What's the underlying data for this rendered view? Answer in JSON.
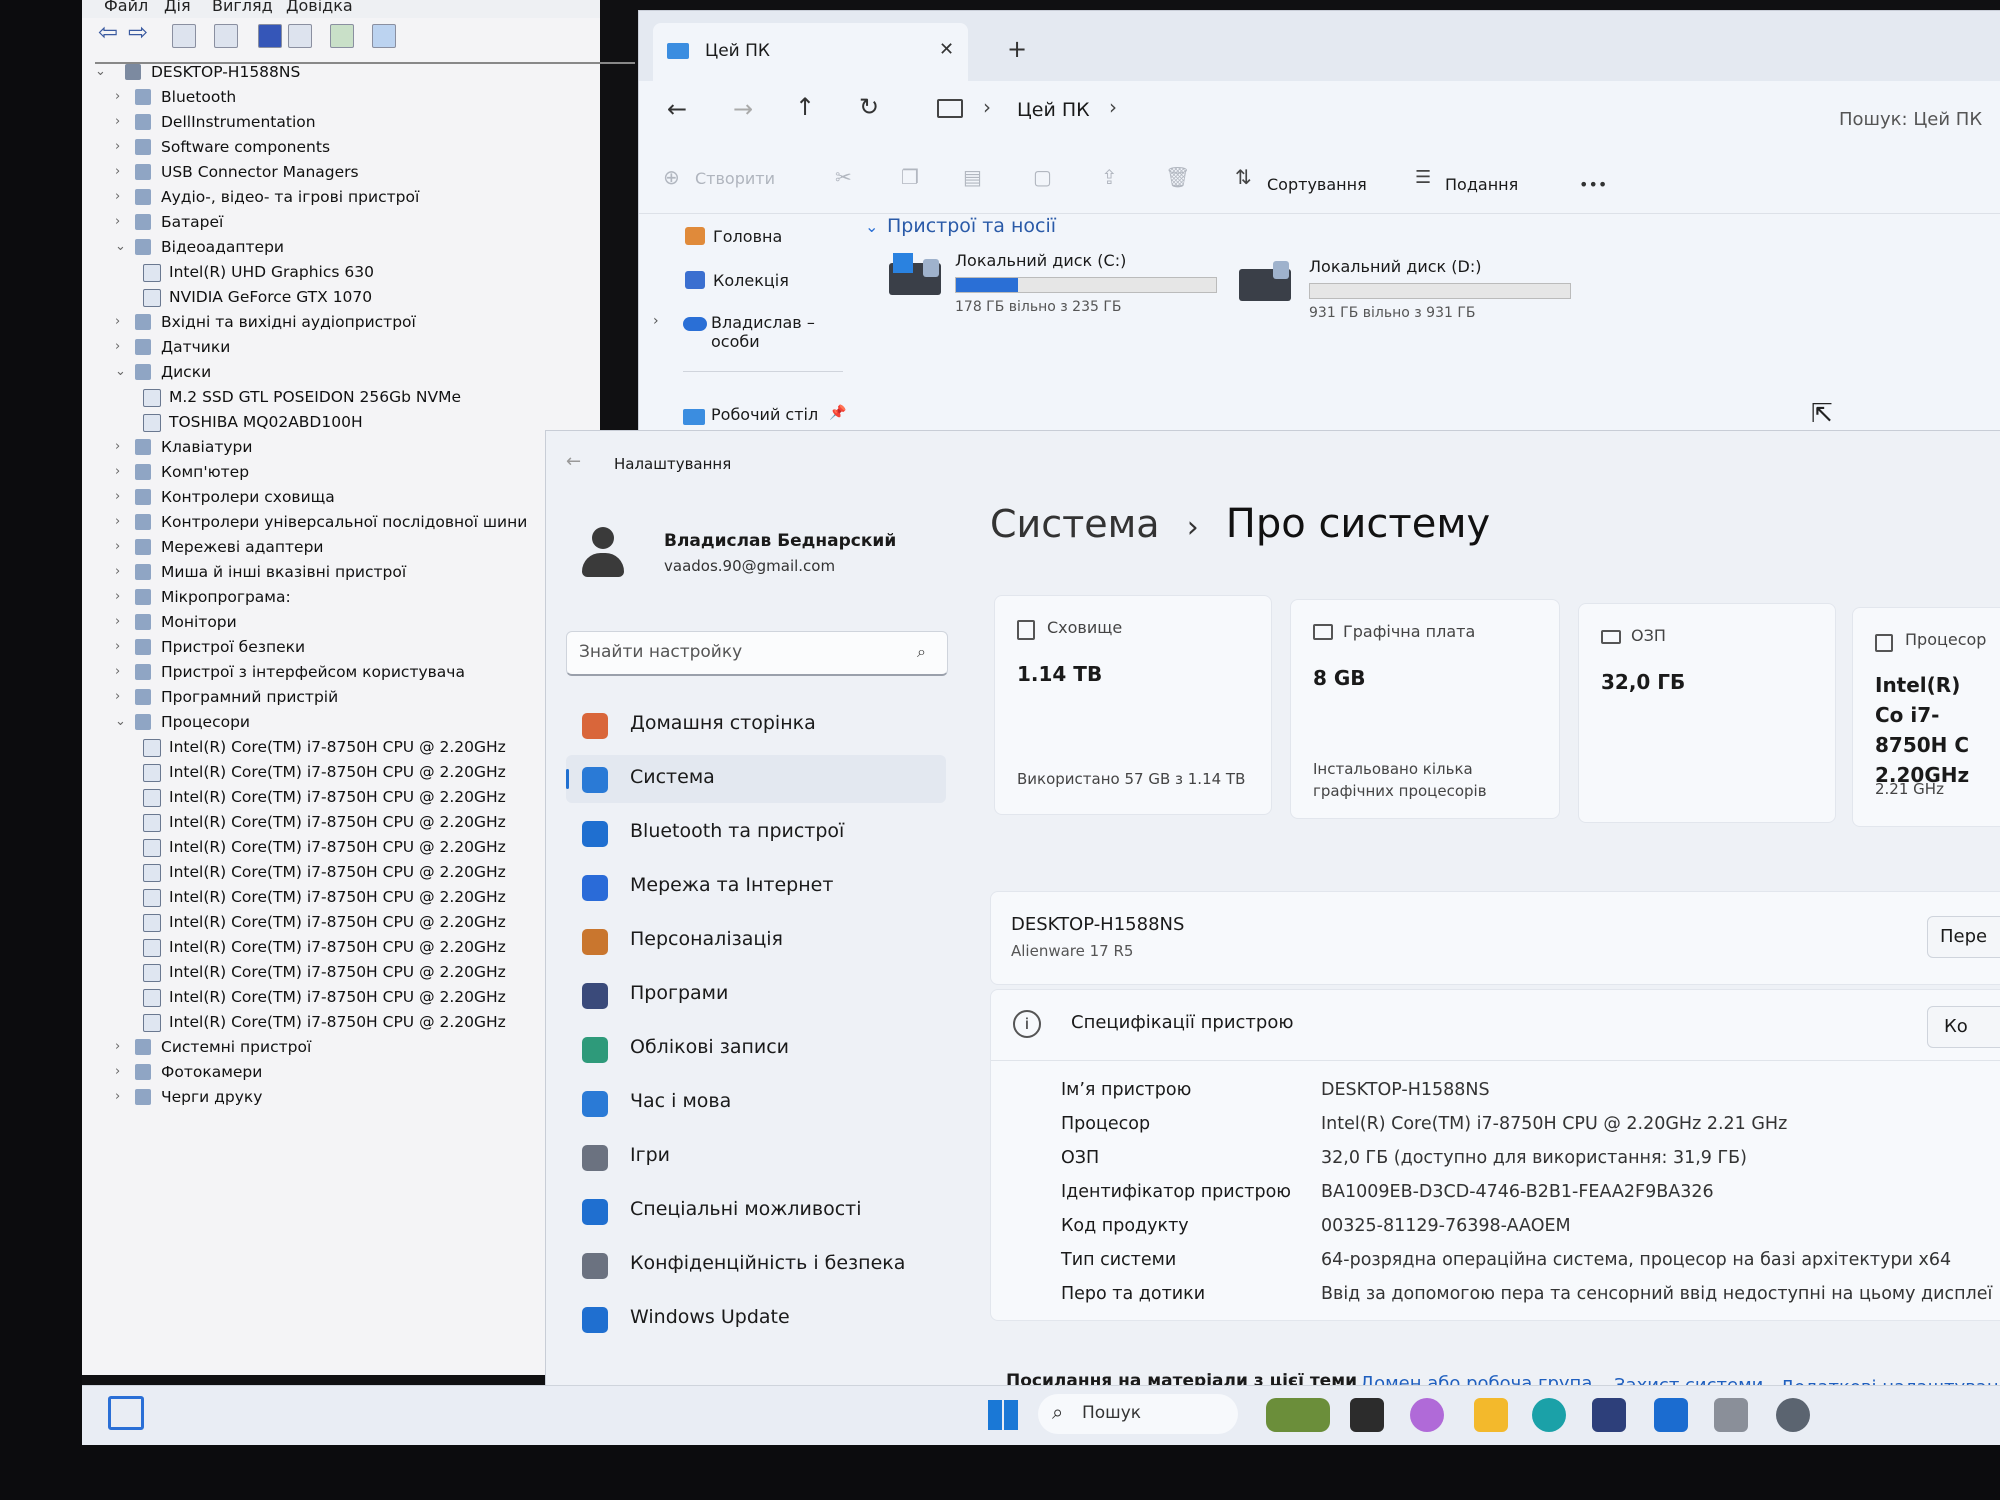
{
  "devmgr": {
    "menu": [
      "Файл",
      "Дія",
      "Вигляд",
      "Довідка"
    ],
    "root": "DESKTOP-H1588NS",
    "items": [
      {
        "label": "Bluetooth",
        "expanded": false
      },
      {
        "label": "DellInstrumentation",
        "expanded": false
      },
      {
        "label": "Software components",
        "expanded": false
      },
      {
        "label": "USB Connector Managers",
        "expanded": false
      },
      {
        "label": "Аудіо-, відео- та ігрові пристрої",
        "expanded": false
      },
      {
        "label": "Батареї",
        "expanded": false
      },
      {
        "label": "Відеоадаптери",
        "expanded": true
      },
      {
        "label": "Intel(R) UHD Graphics 630",
        "child": true
      },
      {
        "label": "NVIDIA GeForce GTX 1070",
        "child": true
      },
      {
        "label": "Вхідні та вихідні аудіопристрої",
        "expanded": false
      },
      {
        "label": "Датчики",
        "expanded": false
      },
      {
        "label": "Диски",
        "expanded": true
      },
      {
        "label": "M.2 SSD GTL POSEIDON 256Gb NVMe",
        "child": true
      },
      {
        "label": "TOSHIBA MQ02ABD100H",
        "child": true
      },
      {
        "label": "Клавіатури",
        "expanded": false
      },
      {
        "label": "Комп'ютер",
        "expanded": false
      },
      {
        "label": "Контролери сховища",
        "expanded": false
      },
      {
        "label": "Контролери універсальної послідовної шини",
        "expanded": false
      },
      {
        "label": "Мережеві адаптери",
        "expanded": false
      },
      {
        "label": "Миша й інші вказівні пристрої",
        "expanded": false
      },
      {
        "label": "Мікропрограма:",
        "expanded": false
      },
      {
        "label": "Монітори",
        "expanded": false
      },
      {
        "label": "Пристрої безпеки",
        "expanded": false
      },
      {
        "label": "Пристрої з інтерфейсом користувача",
        "expanded": false
      },
      {
        "label": "Програмний пристрій",
        "expanded": false
      },
      {
        "label": "Процесори",
        "expanded": true
      },
      {
        "label": "Intel(R) Core(TM) i7-8750H CPU @ 2.20GHz",
        "child": true
      },
      {
        "label": "Intel(R) Core(TM) i7-8750H CPU @ 2.20GHz",
        "child": true
      },
      {
        "label": "Intel(R) Core(TM) i7-8750H CPU @ 2.20GHz",
        "child": true
      },
      {
        "label": "Intel(R) Core(TM) i7-8750H CPU @ 2.20GHz",
        "child": true
      },
      {
        "label": "Intel(R) Core(TM) i7-8750H CPU @ 2.20GHz",
        "child": true
      },
      {
        "label": "Intel(R) Core(TM) i7-8750H CPU @ 2.20GHz",
        "child": true
      },
      {
        "label": "Intel(R) Core(TM) i7-8750H CPU @ 2.20GHz",
        "child": true
      },
      {
        "label": "Intel(R) Core(TM) i7-8750H CPU @ 2.20GHz",
        "child": true
      },
      {
        "label": "Intel(R) Core(TM) i7-8750H CPU @ 2.20GHz",
        "child": true
      },
      {
        "label": "Intel(R) Core(TM) i7-8750H CPU @ 2.20GHz",
        "child": true
      },
      {
        "label": "Intel(R) Core(TM) i7-8750H CPU @ 2.20GHz",
        "child": true
      },
      {
        "label": "Intel(R) Core(TM) i7-8750H CPU @ 2.20GHz",
        "child": true
      },
      {
        "label": "Системні пристрої",
        "expanded": false
      },
      {
        "label": "Фотокамери",
        "expanded": false
      },
      {
        "label": "Черги друку",
        "expanded": false
      }
    ]
  },
  "explorer": {
    "tab_title": "Цей ПК",
    "tab_close": "✕",
    "new_tab": "+",
    "breadcrumb": "Цей ПК",
    "search_placeholder": "Пошук: Цей ПК",
    "create_label": "Створити",
    "sort_label": "Сортування",
    "view_label": "Подання",
    "more_label": "•••",
    "sidebar": {
      "home": "Головна",
      "gallery": "Колекція",
      "onedrive": "Владислав – особи",
      "desktop": "Робочий стіл"
    },
    "section_title": "Пристрої та носії",
    "drives": [
      {
        "name": "Локальний диск (C:)",
        "info": "178 ГБ вільно з 235 ГБ",
        "used_fraction": 0.24
      },
      {
        "name": "Локальний диск (D:)",
        "info": "931 ГБ вільно з 931 ГБ",
        "used_fraction": 0.0
      }
    ]
  },
  "settings": {
    "app_title": "Налаштування",
    "user_name": "Владислав Беднарский",
    "user_email": "vaados.90@gmail.com",
    "search_placeholder": "Знайти настройку",
    "nav": [
      {
        "label": "Домашня сторінка",
        "icon": "home-icon",
        "color": "#d9663a"
      },
      {
        "label": "Система",
        "icon": "system-icon",
        "color": "#2a7ad6",
        "active": true
      },
      {
        "label": "Bluetooth та пристрої",
        "icon": "bluetooth-icon",
        "color": "#1f6fd0"
      },
      {
        "label": "Мережа та Інтернет",
        "icon": "wifi-icon",
        "color": "#2a6bd8"
      },
      {
        "label": "Персоналізація",
        "icon": "brush-icon",
        "color": "#c9762e"
      },
      {
        "label": "Програми",
        "icon": "apps-icon",
        "color": "#3a4a7a"
      },
      {
        "label": "Облікові записи",
        "icon": "account-icon",
        "color": "#2e9a7a"
      },
      {
        "label": "Час і мова",
        "icon": "clock-globe-icon",
        "color": "#2a7ad6"
      },
      {
        "label": "Ігри",
        "icon": "gamepad-icon",
        "color": "#6b7280"
      },
      {
        "label": "Спеціальні можливості",
        "icon": "accessibility-icon",
        "color": "#1f6fd0"
      },
      {
        "label": "Конфіденційність і безпека",
        "icon": "shield-icon",
        "color": "#6b7280"
      },
      {
        "label": "Windows Update",
        "icon": "update-icon",
        "color": "#1f6fd0"
      }
    ],
    "heading_parent": "Система",
    "heading_sep": "›",
    "heading_current": "Про систему",
    "cards": [
      {
        "label": "Сховище",
        "value": "1.14 TB",
        "sub": "Використано 57 GB з 1.14 TB"
      },
      {
        "label": "Графічна плата",
        "value": "8 GB",
        "sub": "Інстальовано кілька графічних процесорів"
      },
      {
        "label": "ОЗП",
        "value": "32,0 ГБ",
        "sub": ""
      },
      {
        "label": "Процесор",
        "value": "Intel(R) Co i7-8750H C 2.20GHz",
        "sub": "2.21 GHz"
      }
    ],
    "device_name": "DESKTOP-H1588NS",
    "device_model": "Alienware 17 R5",
    "rename_button": "Пере",
    "spec_title": "Специфікації пристрою",
    "copy_button": "Ко",
    "specs": [
      {
        "label": "Ім’я пристрою",
        "value": "DESKTOP-H1588NS"
      },
      {
        "label": "Процесор",
        "value": "Intel(R) Core(TM) i7-8750H CPU @ 2.20GHz   2.21 GHz"
      },
      {
        "label": "ОЗП",
        "value": "32,0 ГБ (доступно для використання: 31,9 ГБ)"
      },
      {
        "label": "Ідентифікатор пристрою",
        "value": "BA1009EB-D3CD-4746-B2B1-FEAA2F9BA326"
      },
      {
        "label": "Код продукту",
        "value": "00325-81129-76398-AAOEM"
      },
      {
        "label": "Тип системи",
        "value": "64-розрядна операційна система, процесор на базі архітектури x64"
      },
      {
        "label": "Перо та дотики",
        "value": "Ввід за допомогою пера та сенсорний ввід недоступні на цьому дисплеї"
      }
    ],
    "related_label": "Посилання на матеріали з цієї теми",
    "related_links": [
      "Домен або робоча група",
      "Захист системи",
      "Додаткові налаштування"
    ]
  },
  "taskbar": {
    "search_placeholder": "Пошук"
  }
}
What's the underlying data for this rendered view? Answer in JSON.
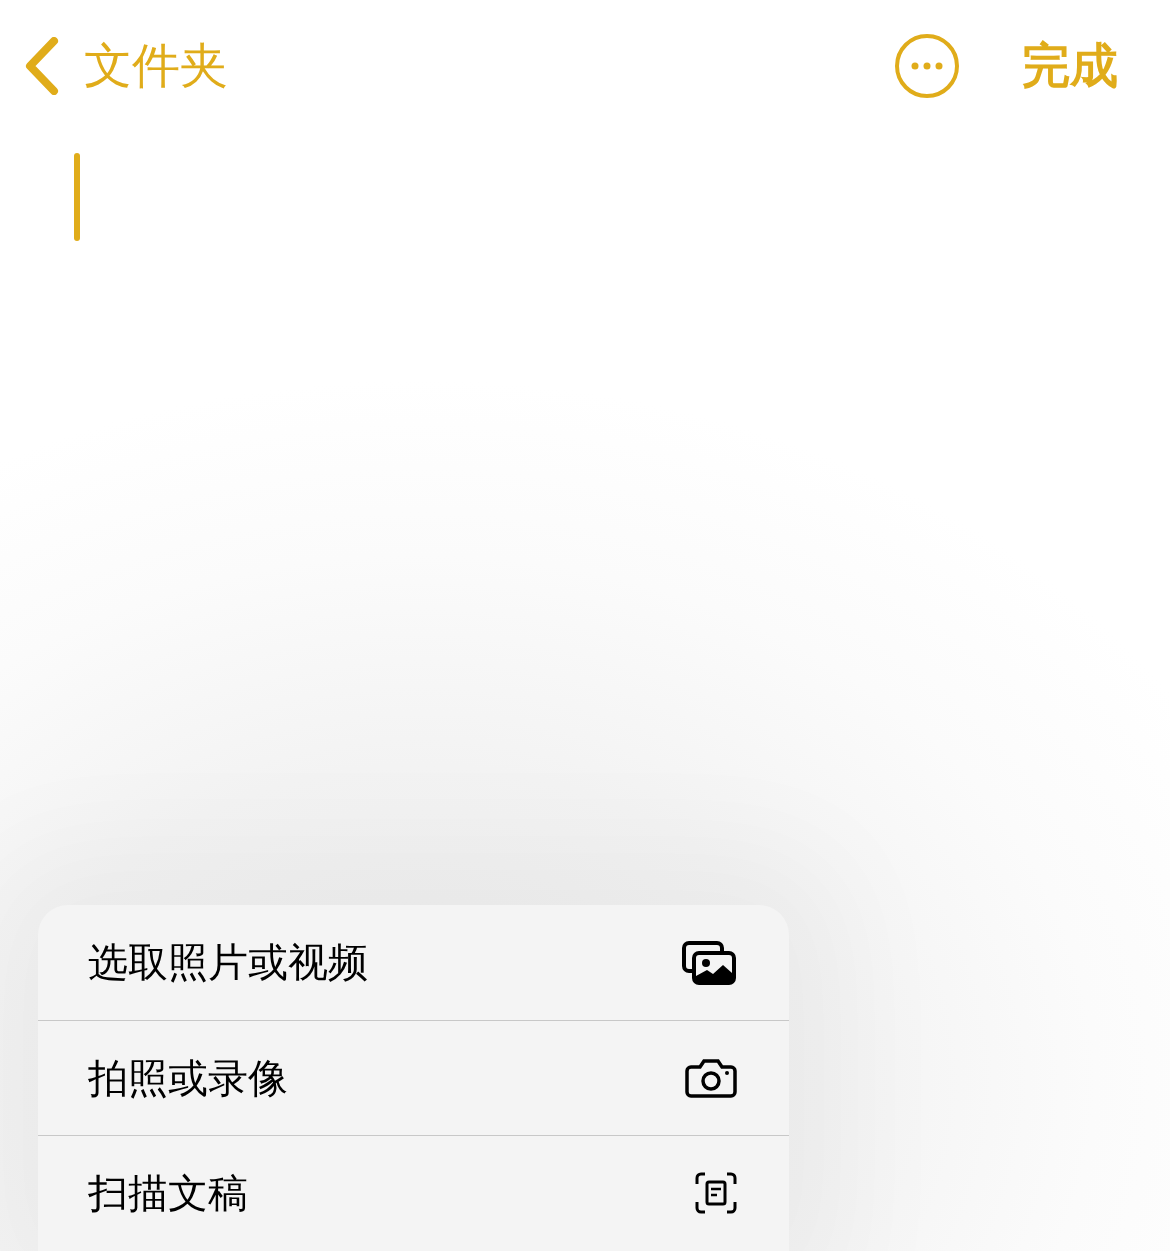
{
  "nav": {
    "back_label": "文件夹",
    "done_label": "完成"
  },
  "menu": {
    "items": [
      {
        "label": "选取照片或视频",
        "kind": "photos"
      },
      {
        "label": "拍照或录像",
        "kind": "camera"
      },
      {
        "label": "扫描文稿",
        "kind": "scan"
      }
    ]
  }
}
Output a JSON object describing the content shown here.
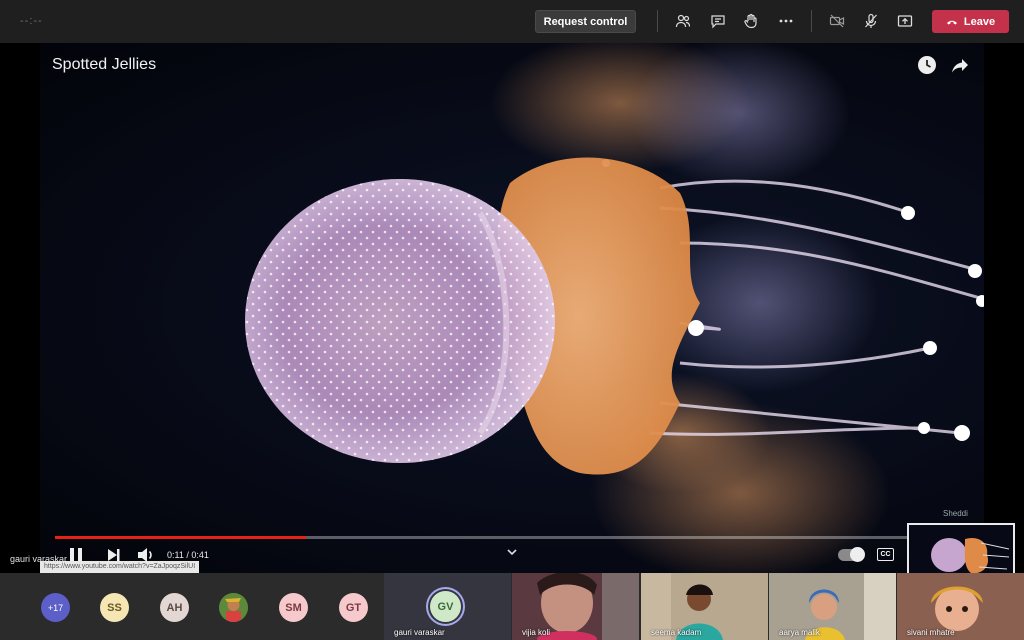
{
  "topbar": {
    "timer": "--:--",
    "request_control": "Request control",
    "leave_label": "Leave",
    "colors": {
      "leave": "#c4314b",
      "bar": "#1f1f1f"
    },
    "icons": [
      "people-icon",
      "chat-icon",
      "raise-hand-icon",
      "more-options-icon",
      "camera-off-icon",
      "mic-icon",
      "share-screen-icon",
      "phone-icon"
    ]
  },
  "video": {
    "title": "Spotted Jellies",
    "time": "0:11 / 0:41",
    "progress_percent": 27,
    "presenter": "gauri varaskar",
    "url": "https://www.youtube.com/watch?v=ZaJpoqzSilUI",
    "watermark": "Sheddi",
    "accent": "#e62117"
  },
  "participants": {
    "overflow": "+17",
    "avatars": [
      {
        "initials": "SS",
        "color": "#f5e6b3",
        "text_color": "#6a5a20"
      },
      {
        "initials": "AH",
        "color": "#e3d7d3",
        "text_color": "#5a4a45"
      },
      {
        "initials": "SM",
        "color": "#f6c9cc",
        "text_color": "#7a3a40"
      },
      {
        "initials": "GT",
        "color": "#f6c9cc",
        "text_color": "#7a3a40"
      }
    ],
    "active": {
      "initials": "GV",
      "name": "gauri varaskar",
      "color": "#cfe9c8"
    },
    "tiles": [
      {
        "name": "vijia koli"
      },
      {
        "name": "seema kadam"
      },
      {
        "name": "aarya malik"
      },
      {
        "name": "sivani mhatre"
      }
    ]
  }
}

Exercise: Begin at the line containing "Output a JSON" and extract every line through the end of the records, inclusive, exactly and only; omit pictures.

Answer for the task:
Output a JSON object describing the content shown here.
{
  "topbar": {
    "timer": "--:--",
    "request_control": "Request control",
    "leave_label": "Leave",
    "colors": {
      "leave": "#c4314b",
      "bar": "#1f1f1f"
    },
    "icons": [
      "people-icon",
      "chat-icon",
      "raise-hand-icon",
      "more-options-icon",
      "camera-off-icon",
      "mic-icon",
      "share-screen-icon",
      "phone-icon"
    ]
  },
  "video": {
    "title": "Spotted Jellies",
    "time": "0:11 / 0:41",
    "progress_percent": 27,
    "presenter": "gauri varaskar",
    "url": "https://www.youtube.com/watch?v=ZaJpoqzSilUI",
    "watermark": "Sheddi",
    "accent": "#e62117"
  },
  "participants": {
    "overflow": "+17",
    "avatars": [
      {
        "initials": "SS",
        "color": "#f5e6b3",
        "text_color": "#6a5a20"
      },
      {
        "initials": "AH",
        "color": "#e3d7d3",
        "text_color": "#5a4a45"
      },
      {
        "initials": "SM",
        "color": "#f6c9cc",
        "text_color": "#7a3a40"
      },
      {
        "initials": "GT",
        "color": "#f6c9cc",
        "text_color": "#7a3a40"
      }
    ],
    "active": {
      "initials": "GV",
      "name": "gauri varaskar",
      "color": "#cfe9c8"
    },
    "tiles": [
      {
        "name": "vijia koli"
      },
      {
        "name": "seema kadam"
      },
      {
        "name": "aarya malik"
      },
      {
        "name": "sivani mhatre"
      }
    ]
  }
}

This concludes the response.